● Task:
Examine the material below. Gather every line in which the string "ping" appears.

● Dataset:

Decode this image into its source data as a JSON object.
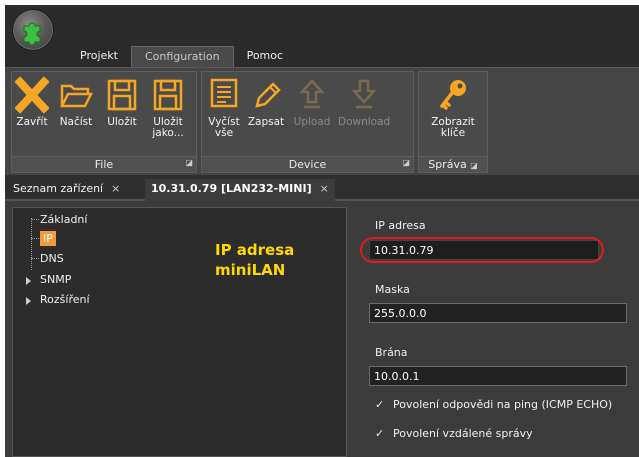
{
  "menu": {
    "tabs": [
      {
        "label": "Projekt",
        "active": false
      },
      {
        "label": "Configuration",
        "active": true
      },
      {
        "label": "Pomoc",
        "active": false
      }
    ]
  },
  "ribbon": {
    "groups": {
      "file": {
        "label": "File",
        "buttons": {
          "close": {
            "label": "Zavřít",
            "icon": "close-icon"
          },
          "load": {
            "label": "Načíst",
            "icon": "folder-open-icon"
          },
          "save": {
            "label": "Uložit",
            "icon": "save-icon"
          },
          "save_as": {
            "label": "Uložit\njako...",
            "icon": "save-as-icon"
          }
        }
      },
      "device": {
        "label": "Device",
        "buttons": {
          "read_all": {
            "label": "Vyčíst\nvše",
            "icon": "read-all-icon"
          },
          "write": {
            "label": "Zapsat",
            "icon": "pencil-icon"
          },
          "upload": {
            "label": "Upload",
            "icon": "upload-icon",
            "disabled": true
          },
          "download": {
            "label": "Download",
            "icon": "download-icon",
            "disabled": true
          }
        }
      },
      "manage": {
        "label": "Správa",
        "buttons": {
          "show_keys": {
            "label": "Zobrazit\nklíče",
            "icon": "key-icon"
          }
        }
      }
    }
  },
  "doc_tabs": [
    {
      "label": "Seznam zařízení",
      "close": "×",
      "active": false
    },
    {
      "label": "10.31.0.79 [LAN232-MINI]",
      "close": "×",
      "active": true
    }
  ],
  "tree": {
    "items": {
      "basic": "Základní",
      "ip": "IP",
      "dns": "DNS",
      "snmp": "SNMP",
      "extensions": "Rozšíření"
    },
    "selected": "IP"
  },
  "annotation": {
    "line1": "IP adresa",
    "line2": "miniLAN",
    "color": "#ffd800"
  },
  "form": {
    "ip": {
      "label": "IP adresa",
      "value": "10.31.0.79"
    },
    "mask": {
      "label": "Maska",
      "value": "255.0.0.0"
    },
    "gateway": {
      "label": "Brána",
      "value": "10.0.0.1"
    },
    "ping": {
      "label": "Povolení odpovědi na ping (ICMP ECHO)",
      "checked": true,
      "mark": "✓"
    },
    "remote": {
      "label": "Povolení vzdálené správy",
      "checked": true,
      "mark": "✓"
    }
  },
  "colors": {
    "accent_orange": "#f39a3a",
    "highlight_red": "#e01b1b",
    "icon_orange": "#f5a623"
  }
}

● Task output:
    "ping": {
      "label": "Povolení odpovědi na ping (ICMP ECHO)",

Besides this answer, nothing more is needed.